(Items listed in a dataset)
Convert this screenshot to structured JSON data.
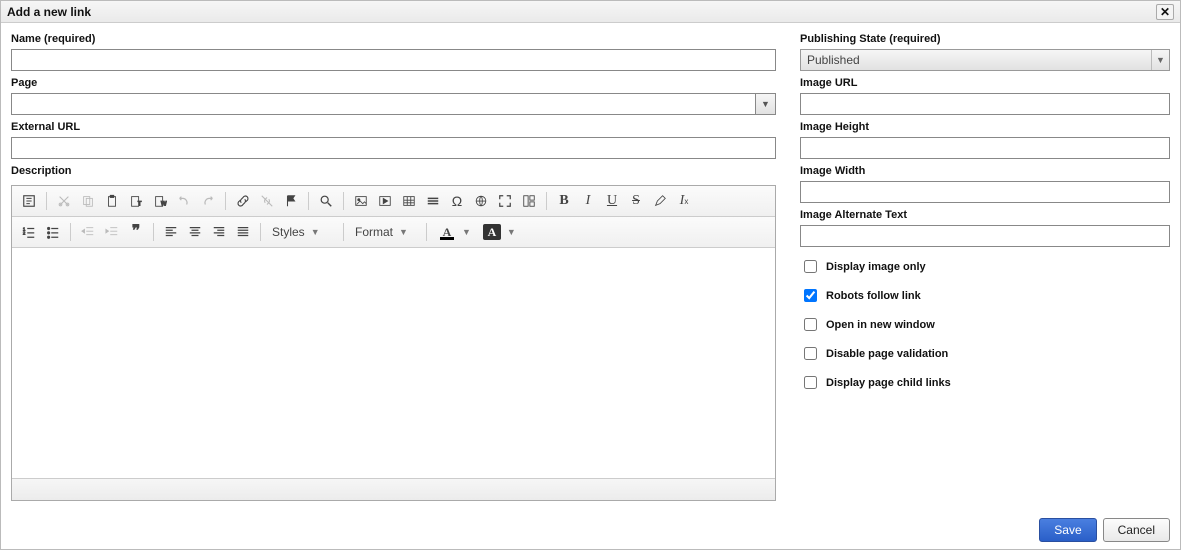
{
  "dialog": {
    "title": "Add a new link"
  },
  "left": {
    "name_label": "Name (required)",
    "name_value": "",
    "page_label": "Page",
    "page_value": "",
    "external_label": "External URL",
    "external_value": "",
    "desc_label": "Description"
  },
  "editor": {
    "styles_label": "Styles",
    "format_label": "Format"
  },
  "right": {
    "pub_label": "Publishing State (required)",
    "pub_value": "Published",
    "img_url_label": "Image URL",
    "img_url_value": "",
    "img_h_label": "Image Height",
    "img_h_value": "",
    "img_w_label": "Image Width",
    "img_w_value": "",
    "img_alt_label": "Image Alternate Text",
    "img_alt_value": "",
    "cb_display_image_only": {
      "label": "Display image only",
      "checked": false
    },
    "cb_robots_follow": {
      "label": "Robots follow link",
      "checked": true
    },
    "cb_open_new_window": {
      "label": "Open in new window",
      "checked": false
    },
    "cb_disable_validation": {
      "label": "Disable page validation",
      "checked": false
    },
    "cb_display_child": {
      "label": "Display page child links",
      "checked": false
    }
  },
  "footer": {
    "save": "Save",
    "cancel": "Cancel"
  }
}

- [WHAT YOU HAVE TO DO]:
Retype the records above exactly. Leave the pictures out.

- [OUTPUT OF THE TASK]:
Convert this screenshot to structured JSON data.
{
  "dialog": {
    "title": "Add a new link"
  },
  "left": {
    "name_label": "Name (required)",
    "name_value": "",
    "page_label": "Page",
    "page_value": "",
    "external_label": "External URL",
    "external_value": "",
    "desc_label": "Description"
  },
  "editor": {
    "styles_label": "Styles",
    "format_label": "Format"
  },
  "right": {
    "pub_label": "Publishing State (required)",
    "pub_value": "Published",
    "img_url_label": "Image URL",
    "img_url_value": "",
    "img_h_label": "Image Height",
    "img_h_value": "",
    "img_w_label": "Image Width",
    "img_w_value": "",
    "img_alt_label": "Image Alternate Text",
    "img_alt_value": "",
    "cb_display_image_only": {
      "label": "Display image only",
      "checked": false
    },
    "cb_robots_follow": {
      "label": "Robots follow link",
      "checked": true
    },
    "cb_open_new_window": {
      "label": "Open in new window",
      "checked": false
    },
    "cb_disable_validation": {
      "label": "Disable page validation",
      "checked": false
    },
    "cb_display_child": {
      "label": "Display page child links",
      "checked": false
    }
  },
  "footer": {
    "save": "Save",
    "cancel": "Cancel"
  }
}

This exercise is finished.